Five US jihadis pleaded "not guilty" before a Pakistani court Wednesday to charges of plotting terrorist attacks inside the country and neighboring Afghanistan, in a case that's been overshadowed by the so-called "Jihad Jane" and "Jihad Jamie" stories.
The five young men – in their late teens and early 20s – left their homes in suburban northern Virginia in November and traveled to Pakistan, where they were arrested in December, police say. Reporters have no access to the trial, but heard the men yell "we are being tortured" as they were taken from a previous appearance before the court in January. Pakistani officials deny the claims and ruled out extradition.
Charges include conspiracy to commit terror attacks in Pakistan, planning to commit terror acts against friendly countries, and funding banned jihadi groups. If convicted, the five Americans could face life in Pakistani prison.
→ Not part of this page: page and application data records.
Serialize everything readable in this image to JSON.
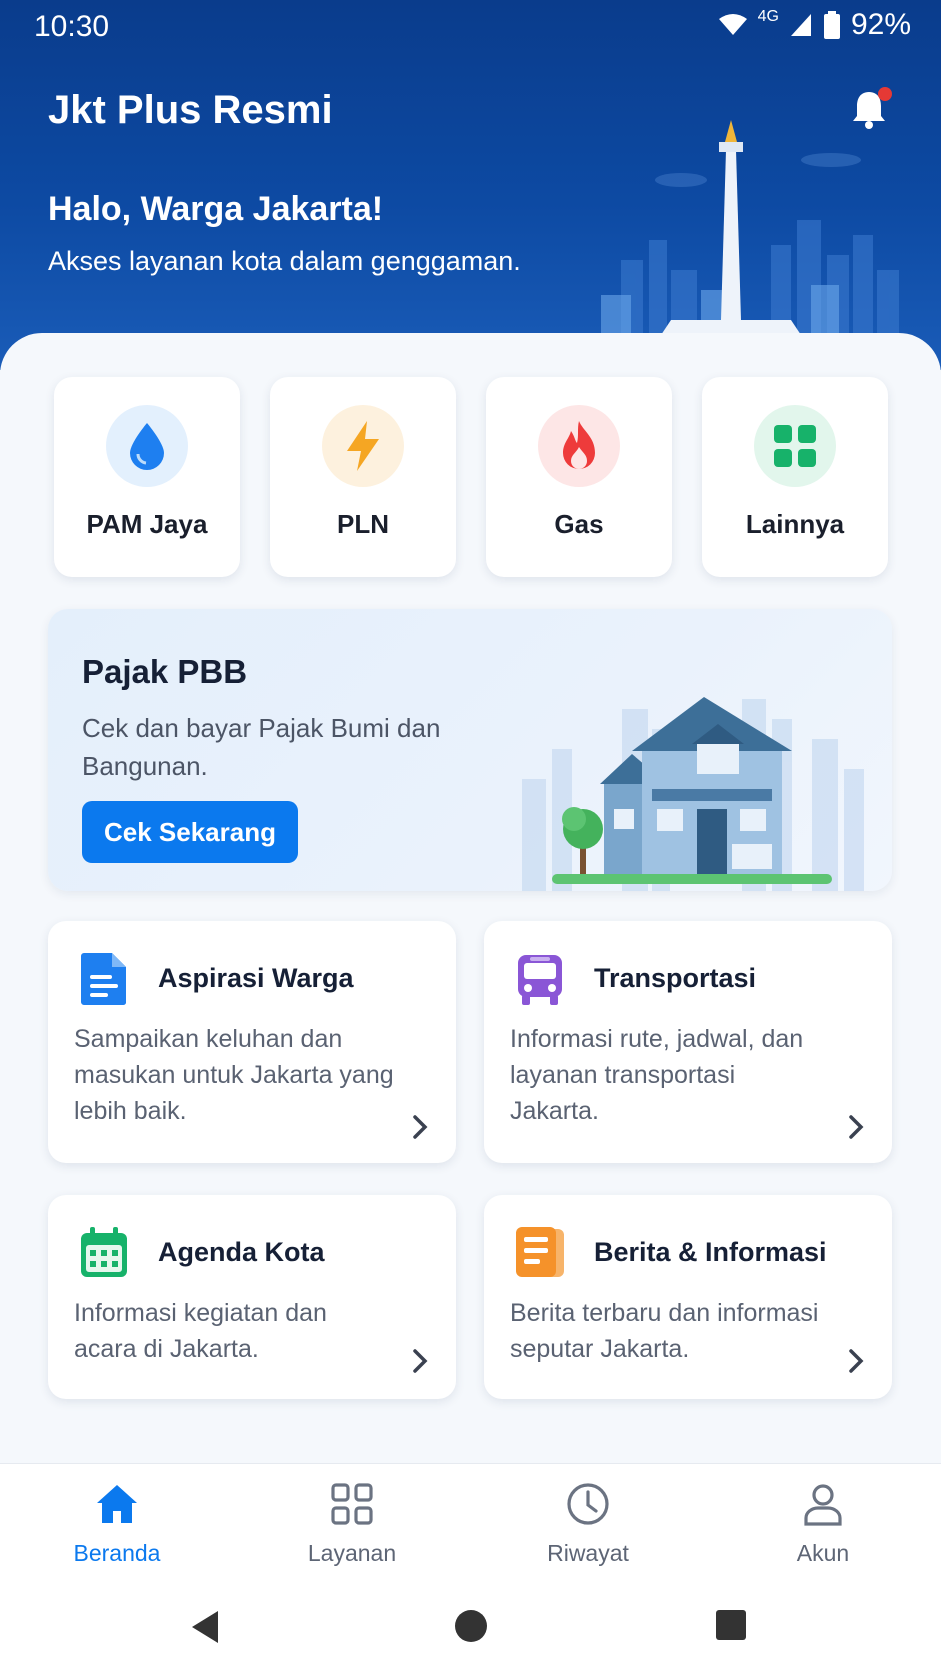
{
  "status": {
    "time": "10:30",
    "network": "4G",
    "battery": "92%"
  },
  "header": {
    "title": "Jkt Plus Resmi",
    "greeting": "Halo, Warga Jakarta!",
    "subtitle": "Akses layanan kota dalam genggaman."
  },
  "quick_services": [
    {
      "label": "PAM Jaya",
      "icon": "water-drop-icon",
      "color": "#1e7ff0",
      "bg": "#e3f0fd"
    },
    {
      "label": "PLN",
      "icon": "lightning-icon",
      "color": "#f5a623",
      "bg": "#fdf1de"
    },
    {
      "label": "Gas",
      "icon": "flame-icon",
      "color": "#ee3b3b",
      "bg": "#fde6e6"
    },
    {
      "label": "Lainnya",
      "icon": "grid-icon",
      "color": "#17b26a",
      "bg": "#e2f6ec"
    }
  ],
  "banner": {
    "title": "Pajak PBB",
    "subtitle": "Cek dan bayar Pajak Bumi dan Bangunan.",
    "button": "Cek Sekarang"
  },
  "cards": [
    {
      "title": "Aspirasi Warga",
      "desc": "Sampaikan keluhan dan masukan untuk Jakarta yang lebih baik.",
      "icon": "document-icon",
      "color": "#1e7ff0"
    },
    {
      "title": "Transportasi",
      "desc": "Informasi rute, jadwal, dan layanan transportasi Jakarta.",
      "icon": "bus-icon",
      "color": "#8a56d6"
    },
    {
      "title": "Agenda Kota",
      "desc": "Informasi kegiatan dan acara di Jakarta.",
      "icon": "calendar-icon",
      "color": "#17b26a"
    },
    {
      "title": "Berita & Informasi",
      "desc": "Berita terbaru dan informasi seputar Jakarta.",
      "icon": "news-icon",
      "color": "#f5922a"
    }
  ],
  "bottom_nav": [
    {
      "label": "Beranda",
      "icon": "home-icon",
      "active": true
    },
    {
      "label": "Layanan",
      "icon": "grid-outline-icon",
      "active": false
    },
    {
      "label": "Riwayat",
      "icon": "clock-icon",
      "active": false
    },
    {
      "label": "Akun",
      "icon": "person-icon",
      "active": false
    }
  ],
  "colors": {
    "primary": "#0b79ee",
    "header": "#0d4aa3",
    "notification_dot": "#e53935"
  }
}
US embassy officials have reportedly visited the men in prison and attended the trial proceedings but have struck a public posture of minimal interference.
The case – even with the accusations of torture and the secrecy of the trial – has failed to light up the Internet, at least not compared to the case of another American who stands accused of terror ties: Colleen LaRose, also known as "Jihad Jane."
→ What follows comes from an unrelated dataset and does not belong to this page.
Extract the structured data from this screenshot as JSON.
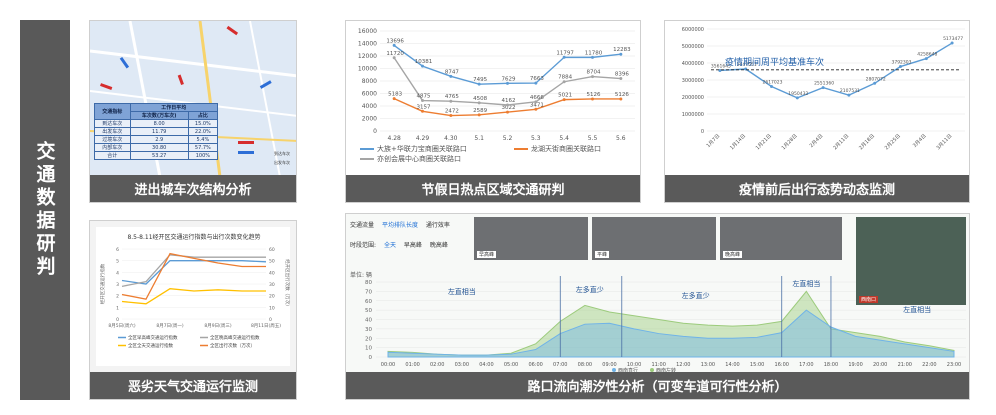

Calling Ms. LaRose "media catnip," columnist Dan Garnder at the Ottawa Citizen takes a shot at understanding the "Jihad Jane" media phenomenon, arguing she seemed to fit a post-9/11 frame of Islamic terrorism, but with "a delightful sprinkle of novelty" that she was a blond American woman.
The five Americans held in Pakistan perhaps no longer offer quite the same blond "novelty" factor since their ethnic backgrounds are Pakistani, Eritrean, Ethiopian, and Egyptian. (One blogger referred to them saying: "Five 'Americans' (and I use the term very loosely) ... "
But as a Monitor story noted in December, their middle class, suburban, and educated backgrounds have surprised American Muslims:
"This might be the most clear wake-up call for the American Muslim community," says Ihsan Bagby, professor of Islamic studies at the University of Kentucky in Lexington. "These were the kids who should have been clear about what Islam says, but somehow they got a radical message. I'm not sure they got it from their parents or the mosque they attended – so where did they get it from? That's the question the American Muslim community wants an answer to."
The five, who grew up within blocks of each other, find themselves in custody partly due to family members reporting them missing.
Parents alerted the Council on American-Islamic Relations that the young men left behind a video expressing extremist sentiments. CAIR then alerted US officials, who alerted the Pakistanis. Their case will resume on March 31 with evidence from the prosecutors.